Last weekend included the mixed blessings and curses with which we have become all too familiar recently. We had an outstanding completion of a great Passover week at my Congregation Beit Simcha—our first Passover! But as soon as we completed services on Saturday we heard the terrible news of the hate crime attack on the Chabad synagogue in Poway, California, including the murder of a brave woman, Lori Kaye.
The rest of the weekend was somewhat blurred for me: I ended my own personal Passover with a pizza on Saturday night, and the busy schedule of classes, services, meetings and events continued. But it was very difficult not to feel sadness, anger and disappointment that yet another hate crime had been directed at yet another religious center where people gathered to pray, this time in San Diego County, where so many Tucsonans tend to visit regularly, where I vacationed often with my own children.
But do you know what emotion was missing? Shock. After the Tree of Life Synagogue massacre in late October, the Christchurch mosque murders in March, the Easter Sunday slaughter in Sri Lanka at churches and hotels—325 dead, among them two Jewish teens from the Westminster Synagogue in London, origin of our own congregation’s Torah—this attack was no great surprise.

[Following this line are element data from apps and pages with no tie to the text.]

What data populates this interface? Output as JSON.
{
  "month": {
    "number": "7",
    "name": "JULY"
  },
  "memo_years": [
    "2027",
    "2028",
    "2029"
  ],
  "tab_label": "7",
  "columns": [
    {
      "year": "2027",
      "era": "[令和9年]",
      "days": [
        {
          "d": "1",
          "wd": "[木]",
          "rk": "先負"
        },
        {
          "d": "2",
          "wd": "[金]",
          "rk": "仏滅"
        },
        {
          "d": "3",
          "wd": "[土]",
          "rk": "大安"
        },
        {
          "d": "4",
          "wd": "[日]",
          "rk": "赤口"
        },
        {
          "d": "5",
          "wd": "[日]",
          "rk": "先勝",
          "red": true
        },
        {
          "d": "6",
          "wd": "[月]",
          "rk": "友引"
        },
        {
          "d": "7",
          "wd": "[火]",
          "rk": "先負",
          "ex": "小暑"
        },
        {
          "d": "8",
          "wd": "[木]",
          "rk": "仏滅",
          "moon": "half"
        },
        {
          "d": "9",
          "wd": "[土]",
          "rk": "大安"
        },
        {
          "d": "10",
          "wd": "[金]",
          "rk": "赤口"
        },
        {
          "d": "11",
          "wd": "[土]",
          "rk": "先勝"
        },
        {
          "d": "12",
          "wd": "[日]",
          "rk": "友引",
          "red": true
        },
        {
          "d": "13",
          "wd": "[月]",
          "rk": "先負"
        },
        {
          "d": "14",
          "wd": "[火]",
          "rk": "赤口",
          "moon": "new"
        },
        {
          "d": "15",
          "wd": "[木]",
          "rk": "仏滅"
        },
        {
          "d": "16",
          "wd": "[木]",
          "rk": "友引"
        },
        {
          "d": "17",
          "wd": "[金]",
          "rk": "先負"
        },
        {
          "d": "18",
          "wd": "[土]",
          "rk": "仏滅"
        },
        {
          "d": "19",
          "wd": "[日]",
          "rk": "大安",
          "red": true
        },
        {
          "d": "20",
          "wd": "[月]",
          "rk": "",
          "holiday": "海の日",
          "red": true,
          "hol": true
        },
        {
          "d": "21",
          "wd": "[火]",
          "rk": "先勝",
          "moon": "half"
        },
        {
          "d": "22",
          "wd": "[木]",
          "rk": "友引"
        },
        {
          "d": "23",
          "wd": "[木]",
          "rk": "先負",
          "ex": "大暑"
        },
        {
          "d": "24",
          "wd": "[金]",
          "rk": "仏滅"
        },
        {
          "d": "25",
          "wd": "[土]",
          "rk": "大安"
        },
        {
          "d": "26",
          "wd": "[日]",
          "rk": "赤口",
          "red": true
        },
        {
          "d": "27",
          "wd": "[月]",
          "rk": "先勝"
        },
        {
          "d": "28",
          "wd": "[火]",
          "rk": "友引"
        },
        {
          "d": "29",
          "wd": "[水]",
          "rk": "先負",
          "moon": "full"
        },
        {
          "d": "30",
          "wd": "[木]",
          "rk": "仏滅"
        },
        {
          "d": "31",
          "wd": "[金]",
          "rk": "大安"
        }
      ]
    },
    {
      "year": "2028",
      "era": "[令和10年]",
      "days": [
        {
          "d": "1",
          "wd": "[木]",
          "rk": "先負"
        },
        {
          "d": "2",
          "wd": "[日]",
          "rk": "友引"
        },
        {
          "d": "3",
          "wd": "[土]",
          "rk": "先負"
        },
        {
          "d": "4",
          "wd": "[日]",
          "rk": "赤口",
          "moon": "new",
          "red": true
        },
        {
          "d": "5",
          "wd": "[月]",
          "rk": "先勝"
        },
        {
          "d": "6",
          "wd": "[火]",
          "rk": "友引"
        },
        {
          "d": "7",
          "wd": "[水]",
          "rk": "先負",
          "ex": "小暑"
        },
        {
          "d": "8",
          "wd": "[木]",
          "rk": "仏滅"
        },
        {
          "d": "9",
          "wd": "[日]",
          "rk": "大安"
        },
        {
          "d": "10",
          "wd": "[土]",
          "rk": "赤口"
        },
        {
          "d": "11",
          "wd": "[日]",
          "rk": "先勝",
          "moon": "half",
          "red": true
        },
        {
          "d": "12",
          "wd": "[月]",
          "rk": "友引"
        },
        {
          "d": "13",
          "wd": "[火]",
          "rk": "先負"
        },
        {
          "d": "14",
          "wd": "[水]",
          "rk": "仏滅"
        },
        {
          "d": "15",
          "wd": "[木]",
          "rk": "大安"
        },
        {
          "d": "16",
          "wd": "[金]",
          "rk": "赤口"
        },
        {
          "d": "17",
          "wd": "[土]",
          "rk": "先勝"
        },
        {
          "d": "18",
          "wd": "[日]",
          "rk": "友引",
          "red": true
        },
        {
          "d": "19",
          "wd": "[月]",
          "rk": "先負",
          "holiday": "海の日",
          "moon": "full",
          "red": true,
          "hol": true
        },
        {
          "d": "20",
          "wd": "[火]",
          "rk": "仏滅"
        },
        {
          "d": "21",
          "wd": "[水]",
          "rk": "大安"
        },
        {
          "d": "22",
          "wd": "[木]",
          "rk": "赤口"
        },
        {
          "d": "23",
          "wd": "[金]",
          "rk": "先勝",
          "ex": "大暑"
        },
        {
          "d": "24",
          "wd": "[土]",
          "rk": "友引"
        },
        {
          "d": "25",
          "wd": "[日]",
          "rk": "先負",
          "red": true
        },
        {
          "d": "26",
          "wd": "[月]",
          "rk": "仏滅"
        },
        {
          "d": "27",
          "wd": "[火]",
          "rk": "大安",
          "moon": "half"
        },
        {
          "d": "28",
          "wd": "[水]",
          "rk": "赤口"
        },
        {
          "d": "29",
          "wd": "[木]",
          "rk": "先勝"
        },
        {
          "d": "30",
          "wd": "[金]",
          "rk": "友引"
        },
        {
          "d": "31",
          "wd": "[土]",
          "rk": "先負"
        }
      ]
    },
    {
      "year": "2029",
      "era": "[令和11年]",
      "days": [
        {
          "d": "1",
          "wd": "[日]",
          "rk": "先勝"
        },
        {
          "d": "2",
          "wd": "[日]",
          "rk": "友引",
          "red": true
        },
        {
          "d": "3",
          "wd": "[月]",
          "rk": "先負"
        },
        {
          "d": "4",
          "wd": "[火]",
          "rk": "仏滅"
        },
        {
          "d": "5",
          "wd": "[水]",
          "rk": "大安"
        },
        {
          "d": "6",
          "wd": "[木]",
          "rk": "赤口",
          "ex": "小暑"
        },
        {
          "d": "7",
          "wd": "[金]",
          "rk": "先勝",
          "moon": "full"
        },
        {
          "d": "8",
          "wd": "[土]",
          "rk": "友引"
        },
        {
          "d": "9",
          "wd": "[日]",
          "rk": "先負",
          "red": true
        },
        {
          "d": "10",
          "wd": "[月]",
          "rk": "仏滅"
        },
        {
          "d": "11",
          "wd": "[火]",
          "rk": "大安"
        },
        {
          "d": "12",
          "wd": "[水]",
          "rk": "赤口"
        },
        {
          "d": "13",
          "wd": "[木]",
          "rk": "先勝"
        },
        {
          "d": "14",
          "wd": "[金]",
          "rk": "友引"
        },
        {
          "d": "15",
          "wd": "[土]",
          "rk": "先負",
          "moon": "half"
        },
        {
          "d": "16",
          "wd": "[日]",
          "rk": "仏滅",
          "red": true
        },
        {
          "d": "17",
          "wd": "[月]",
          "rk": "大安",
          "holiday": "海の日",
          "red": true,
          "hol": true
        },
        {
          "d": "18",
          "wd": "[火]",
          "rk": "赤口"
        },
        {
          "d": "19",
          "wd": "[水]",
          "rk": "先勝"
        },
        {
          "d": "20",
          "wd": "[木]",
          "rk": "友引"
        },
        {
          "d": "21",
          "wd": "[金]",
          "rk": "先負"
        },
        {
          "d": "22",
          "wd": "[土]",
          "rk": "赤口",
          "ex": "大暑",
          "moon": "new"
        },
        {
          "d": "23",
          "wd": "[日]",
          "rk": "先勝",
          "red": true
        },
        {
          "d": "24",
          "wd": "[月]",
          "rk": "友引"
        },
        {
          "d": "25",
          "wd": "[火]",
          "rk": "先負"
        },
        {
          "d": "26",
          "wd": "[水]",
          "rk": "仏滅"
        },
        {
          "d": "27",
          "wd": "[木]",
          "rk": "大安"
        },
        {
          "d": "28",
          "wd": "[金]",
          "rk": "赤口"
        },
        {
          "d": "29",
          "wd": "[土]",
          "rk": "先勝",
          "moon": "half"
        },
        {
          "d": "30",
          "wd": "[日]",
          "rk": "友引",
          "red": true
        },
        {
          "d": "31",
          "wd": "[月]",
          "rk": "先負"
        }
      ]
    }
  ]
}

A 19 year-old with neo-Nazi sentiments and a semi-automatic rifle shooting up a Chabad in Poway on the last day of Passover did not provoke the horror it should have. Are we actually becoming accustomed to atrocities?
If that’s true, we must find a way to grow beyond that and seek new ways to make a difference. I come back, again and again, to what I first said after the Tree of Life attacks and believe ever more firmly now: we defeat hatred only by building respect, understanding, friendship and meaning with those who are different from us, and with all who pray sincerely. This attack was Anti-Semitic. But it was also Anti-Muslim, Anti-Christian, Anti-Hindu, Anti-Buddhist, Anti-Sikh. It was Anti-Religious, as each of these attacks have been. Victory over this kind of hatred comes only when we build new bridges, support one another, conquer ignorance with knowledge and inspiration.
The rabbi of that Chabad, Yisroel Goldstein, did a remarkable thing and said a remarkable thing. First, after getting people away from the shooter in the sanctuary, he insisted on finishing his sermon outside the building, something I think very few of us would have done after having a finger shot off. And second, he said, “Terror will not win. Darkness is our enemy, of all kinds. We must add more light to combat this evil darkness that’s out there.”
Let us be the light, and bring light, and seek always to build understanding and respect with all who worship with sincerity. I pray that this is the last of these insane attacks. But I pray even harder that we will answer this act of hatred by respecting those who pray in different ways than we do, and uniting with them actively to build a society, and a world, that celebrates and honors difference.